Pg. 176 of 333, “Family members living under the same roof as the individual being served may not provide services unless there is objective written documentation completed by the case manager/support coordinator as to why there are no other providers available to provide services.
The individual’s case manager/support coordinator is instrumental in ensuring that services are appropriate for individuals. If the case manager/support coordinator does not feel that it is in the best interest of the individual for a certain family member or legal guardian to be a paid service provider, it is his/her responsibility to address this. The case manager/support coordinator must verify that situations or serious extenuating circumstance exists that necessitates a family member as provider. The case manager/support coordinator must ensure that there was previously no barrier to the family member being a provider (i.e., slot assignment information included references to the family’s inability to care for the individual). The case manager/support coordinator must monitor the situation to ensure that the individual’s growth toward independence is not hindered by having a family member as a paid support person and that the family member remains aware that there is a different relationship once he/she is paid to support the individual.
Payment may only be made for services furnished by other family members who are living under the same roof as the individual receiving services if there is objective, written documentation as to why there are no other providers available to provide the care.

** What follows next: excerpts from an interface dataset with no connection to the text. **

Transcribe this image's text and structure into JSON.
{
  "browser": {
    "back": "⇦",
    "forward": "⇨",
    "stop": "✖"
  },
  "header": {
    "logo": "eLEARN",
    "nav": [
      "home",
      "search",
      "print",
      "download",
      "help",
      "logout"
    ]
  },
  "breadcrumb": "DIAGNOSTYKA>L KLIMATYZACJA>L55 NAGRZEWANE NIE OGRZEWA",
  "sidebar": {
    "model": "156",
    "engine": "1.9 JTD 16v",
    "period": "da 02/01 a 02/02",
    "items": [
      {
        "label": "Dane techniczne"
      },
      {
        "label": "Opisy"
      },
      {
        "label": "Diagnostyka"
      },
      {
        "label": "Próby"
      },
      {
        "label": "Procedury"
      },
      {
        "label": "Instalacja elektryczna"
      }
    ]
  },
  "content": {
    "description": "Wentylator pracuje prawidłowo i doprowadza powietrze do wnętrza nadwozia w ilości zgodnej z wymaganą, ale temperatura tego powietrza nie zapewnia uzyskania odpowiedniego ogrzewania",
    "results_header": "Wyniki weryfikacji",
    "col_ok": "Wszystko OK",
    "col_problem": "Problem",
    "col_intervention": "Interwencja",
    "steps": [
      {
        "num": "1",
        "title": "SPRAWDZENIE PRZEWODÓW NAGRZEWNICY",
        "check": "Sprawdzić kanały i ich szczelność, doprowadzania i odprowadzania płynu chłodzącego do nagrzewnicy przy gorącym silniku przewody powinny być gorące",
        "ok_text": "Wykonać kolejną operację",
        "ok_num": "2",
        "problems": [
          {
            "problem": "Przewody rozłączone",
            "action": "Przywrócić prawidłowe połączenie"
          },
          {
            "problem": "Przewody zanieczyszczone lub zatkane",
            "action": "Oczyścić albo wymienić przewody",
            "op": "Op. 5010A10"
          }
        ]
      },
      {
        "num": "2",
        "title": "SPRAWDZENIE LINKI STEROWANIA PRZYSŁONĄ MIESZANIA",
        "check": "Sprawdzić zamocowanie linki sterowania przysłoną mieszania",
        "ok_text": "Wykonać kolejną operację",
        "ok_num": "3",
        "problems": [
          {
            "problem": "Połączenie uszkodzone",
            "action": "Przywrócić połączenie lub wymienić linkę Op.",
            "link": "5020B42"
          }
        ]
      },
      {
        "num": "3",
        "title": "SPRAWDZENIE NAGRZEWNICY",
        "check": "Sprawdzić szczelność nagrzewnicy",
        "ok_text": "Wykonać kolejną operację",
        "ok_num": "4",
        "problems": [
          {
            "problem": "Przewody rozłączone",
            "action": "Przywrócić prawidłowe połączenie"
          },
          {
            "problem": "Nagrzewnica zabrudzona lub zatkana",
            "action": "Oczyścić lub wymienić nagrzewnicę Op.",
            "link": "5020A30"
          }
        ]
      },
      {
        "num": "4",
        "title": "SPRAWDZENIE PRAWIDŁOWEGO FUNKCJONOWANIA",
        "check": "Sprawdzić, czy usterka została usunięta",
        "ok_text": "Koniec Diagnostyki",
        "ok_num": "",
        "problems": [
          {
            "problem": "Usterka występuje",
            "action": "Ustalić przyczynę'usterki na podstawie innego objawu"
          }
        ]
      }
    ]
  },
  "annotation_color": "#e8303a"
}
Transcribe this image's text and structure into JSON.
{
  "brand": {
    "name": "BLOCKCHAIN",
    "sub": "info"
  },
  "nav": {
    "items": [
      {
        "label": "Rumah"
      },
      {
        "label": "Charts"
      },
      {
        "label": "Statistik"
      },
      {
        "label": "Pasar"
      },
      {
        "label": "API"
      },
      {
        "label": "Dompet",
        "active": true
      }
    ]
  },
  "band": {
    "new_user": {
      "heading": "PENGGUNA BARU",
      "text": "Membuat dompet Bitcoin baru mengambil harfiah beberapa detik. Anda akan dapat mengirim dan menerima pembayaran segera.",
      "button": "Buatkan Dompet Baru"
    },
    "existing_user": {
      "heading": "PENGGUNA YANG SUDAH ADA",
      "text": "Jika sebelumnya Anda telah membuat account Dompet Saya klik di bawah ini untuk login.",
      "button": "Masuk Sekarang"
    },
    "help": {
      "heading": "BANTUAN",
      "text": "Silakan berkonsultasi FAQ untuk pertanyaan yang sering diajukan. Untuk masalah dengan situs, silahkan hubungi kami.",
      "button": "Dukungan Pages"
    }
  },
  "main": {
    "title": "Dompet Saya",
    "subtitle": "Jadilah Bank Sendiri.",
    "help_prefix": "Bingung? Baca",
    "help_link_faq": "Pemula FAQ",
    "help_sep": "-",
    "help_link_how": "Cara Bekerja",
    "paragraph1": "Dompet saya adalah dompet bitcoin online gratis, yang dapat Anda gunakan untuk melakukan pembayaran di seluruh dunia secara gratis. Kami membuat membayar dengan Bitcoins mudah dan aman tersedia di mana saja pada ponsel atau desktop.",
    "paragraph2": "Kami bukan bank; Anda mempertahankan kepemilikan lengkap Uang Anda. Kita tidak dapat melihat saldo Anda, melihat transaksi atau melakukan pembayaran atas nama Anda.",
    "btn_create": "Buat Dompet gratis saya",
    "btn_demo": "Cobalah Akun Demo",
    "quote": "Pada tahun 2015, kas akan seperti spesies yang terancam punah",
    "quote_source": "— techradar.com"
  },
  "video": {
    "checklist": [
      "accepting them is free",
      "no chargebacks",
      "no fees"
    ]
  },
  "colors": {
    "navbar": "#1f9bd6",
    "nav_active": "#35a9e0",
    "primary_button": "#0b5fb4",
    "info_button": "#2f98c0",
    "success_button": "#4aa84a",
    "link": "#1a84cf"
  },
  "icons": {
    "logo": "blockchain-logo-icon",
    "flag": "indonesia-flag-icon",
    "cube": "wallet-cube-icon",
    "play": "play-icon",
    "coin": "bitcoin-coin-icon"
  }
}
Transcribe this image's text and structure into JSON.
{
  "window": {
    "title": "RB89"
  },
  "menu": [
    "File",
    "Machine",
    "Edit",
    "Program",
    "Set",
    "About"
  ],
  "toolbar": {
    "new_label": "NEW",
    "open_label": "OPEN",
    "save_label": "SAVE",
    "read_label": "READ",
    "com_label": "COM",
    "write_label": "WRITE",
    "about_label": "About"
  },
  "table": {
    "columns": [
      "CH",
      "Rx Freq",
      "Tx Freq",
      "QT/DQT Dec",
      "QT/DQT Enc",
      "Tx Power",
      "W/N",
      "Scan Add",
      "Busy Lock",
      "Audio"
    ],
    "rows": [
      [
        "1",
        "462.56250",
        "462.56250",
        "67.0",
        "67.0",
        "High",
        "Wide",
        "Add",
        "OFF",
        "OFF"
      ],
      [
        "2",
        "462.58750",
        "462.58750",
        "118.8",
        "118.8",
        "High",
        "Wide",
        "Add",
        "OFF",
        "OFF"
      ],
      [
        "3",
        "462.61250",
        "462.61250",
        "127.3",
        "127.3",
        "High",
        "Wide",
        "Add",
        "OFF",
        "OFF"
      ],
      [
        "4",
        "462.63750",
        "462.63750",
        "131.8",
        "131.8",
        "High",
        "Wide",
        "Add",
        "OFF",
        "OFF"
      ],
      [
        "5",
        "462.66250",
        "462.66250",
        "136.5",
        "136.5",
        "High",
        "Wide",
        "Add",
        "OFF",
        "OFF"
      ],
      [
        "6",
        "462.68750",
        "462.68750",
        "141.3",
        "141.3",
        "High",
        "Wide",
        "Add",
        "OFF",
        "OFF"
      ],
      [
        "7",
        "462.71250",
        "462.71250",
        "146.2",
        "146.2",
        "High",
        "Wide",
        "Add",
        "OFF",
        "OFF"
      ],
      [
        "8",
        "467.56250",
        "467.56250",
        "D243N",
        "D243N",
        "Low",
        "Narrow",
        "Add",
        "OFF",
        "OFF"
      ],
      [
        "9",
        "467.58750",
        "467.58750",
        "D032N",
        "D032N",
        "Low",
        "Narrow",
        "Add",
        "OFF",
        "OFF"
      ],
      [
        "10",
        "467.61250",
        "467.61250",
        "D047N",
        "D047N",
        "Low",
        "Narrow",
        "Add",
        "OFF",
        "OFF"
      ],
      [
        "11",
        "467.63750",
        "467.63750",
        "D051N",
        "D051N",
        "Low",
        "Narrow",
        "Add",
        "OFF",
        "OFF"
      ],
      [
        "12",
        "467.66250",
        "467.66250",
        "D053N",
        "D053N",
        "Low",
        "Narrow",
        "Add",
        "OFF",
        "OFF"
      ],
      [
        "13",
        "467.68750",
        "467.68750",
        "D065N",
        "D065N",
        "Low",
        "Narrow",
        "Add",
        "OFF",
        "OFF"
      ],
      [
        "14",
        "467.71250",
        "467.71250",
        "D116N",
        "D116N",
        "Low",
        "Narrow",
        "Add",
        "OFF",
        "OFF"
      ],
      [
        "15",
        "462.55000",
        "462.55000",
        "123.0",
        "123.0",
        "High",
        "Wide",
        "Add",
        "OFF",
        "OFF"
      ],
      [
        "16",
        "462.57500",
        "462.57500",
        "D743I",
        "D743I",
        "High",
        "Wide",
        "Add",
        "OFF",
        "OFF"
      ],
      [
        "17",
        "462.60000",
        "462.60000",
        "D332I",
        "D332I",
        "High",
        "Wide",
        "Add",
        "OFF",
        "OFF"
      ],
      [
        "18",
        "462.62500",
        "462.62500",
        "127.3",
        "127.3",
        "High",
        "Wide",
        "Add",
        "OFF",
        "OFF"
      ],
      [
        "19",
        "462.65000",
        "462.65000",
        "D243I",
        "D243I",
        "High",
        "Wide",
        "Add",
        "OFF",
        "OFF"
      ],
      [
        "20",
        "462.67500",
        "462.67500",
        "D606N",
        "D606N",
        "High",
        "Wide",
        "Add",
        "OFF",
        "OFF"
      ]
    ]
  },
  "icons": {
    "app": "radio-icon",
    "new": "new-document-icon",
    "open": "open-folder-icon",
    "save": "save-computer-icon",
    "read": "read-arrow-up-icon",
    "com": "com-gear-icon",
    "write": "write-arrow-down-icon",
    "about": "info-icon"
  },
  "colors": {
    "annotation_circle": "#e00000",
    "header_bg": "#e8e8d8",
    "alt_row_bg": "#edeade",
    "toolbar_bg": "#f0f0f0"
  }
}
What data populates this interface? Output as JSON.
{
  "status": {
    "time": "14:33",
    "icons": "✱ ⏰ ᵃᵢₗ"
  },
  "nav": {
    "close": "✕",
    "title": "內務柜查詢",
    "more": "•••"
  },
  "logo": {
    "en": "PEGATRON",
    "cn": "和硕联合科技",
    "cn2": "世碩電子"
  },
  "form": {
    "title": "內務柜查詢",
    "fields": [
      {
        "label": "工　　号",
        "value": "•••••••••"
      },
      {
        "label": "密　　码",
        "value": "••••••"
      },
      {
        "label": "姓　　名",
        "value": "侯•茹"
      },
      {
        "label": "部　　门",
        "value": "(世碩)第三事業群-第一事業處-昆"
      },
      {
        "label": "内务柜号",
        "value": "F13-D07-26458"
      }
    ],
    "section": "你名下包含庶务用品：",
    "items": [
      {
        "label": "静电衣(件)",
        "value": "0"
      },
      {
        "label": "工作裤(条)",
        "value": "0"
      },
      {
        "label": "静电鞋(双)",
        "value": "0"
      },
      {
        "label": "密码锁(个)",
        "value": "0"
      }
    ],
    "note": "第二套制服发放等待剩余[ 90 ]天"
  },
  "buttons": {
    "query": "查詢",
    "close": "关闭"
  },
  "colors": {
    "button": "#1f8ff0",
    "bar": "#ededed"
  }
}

This documentation must demonstrate that there are no other persons available to provide supports to the individual other than the unpaid family/caregiver who lives in the home with the individual. Examples of such documentation may be: (i) copies of advertisements and/or interview notes showing unsuccessful efforts to hire a consumer-directed assistant; (ii) documentation indicating high turnover in consumer-directed assistants or other paid staff; (iii) documentation supporting the individual’s special medical or behavioral needs which can only be safely met by a family member; (iv) documentation of the repeated inability to obtain service providers due to the family’s remote location; (v) documentation of the failure of multiple providers to adequately provide supports to the individual or; (vi) documentation indicating that language is a factor in service delivery. Such family members, if approved to provide services for the purpose of receiving Medicaid reimbursement, shall meet the same provider requirements as all other licensed providers.”
There is no ethical or business case for prohibiting family or household members from providing paid care to individuals who are eligible to hire and direct their own attendants and comply with every regulation. No evidence anywhere demonstrates that non-household members are more cost-effective than family members, but there are plenty of studies that show they are. The rationale that this is an existing regulation that just wasn’t enforced until after the pandemic began winding down is not sufficient to violate individual choice rights and force individuals to accept very personal and private care from any “other available person.” This language represents several concerning rights violations, especially given the decade-long U.S. DOJ Settlement Agreement:
Change this language to reflect the values of our community. In the Commonwealth, individuals choose and direct their own personal care attendants, period.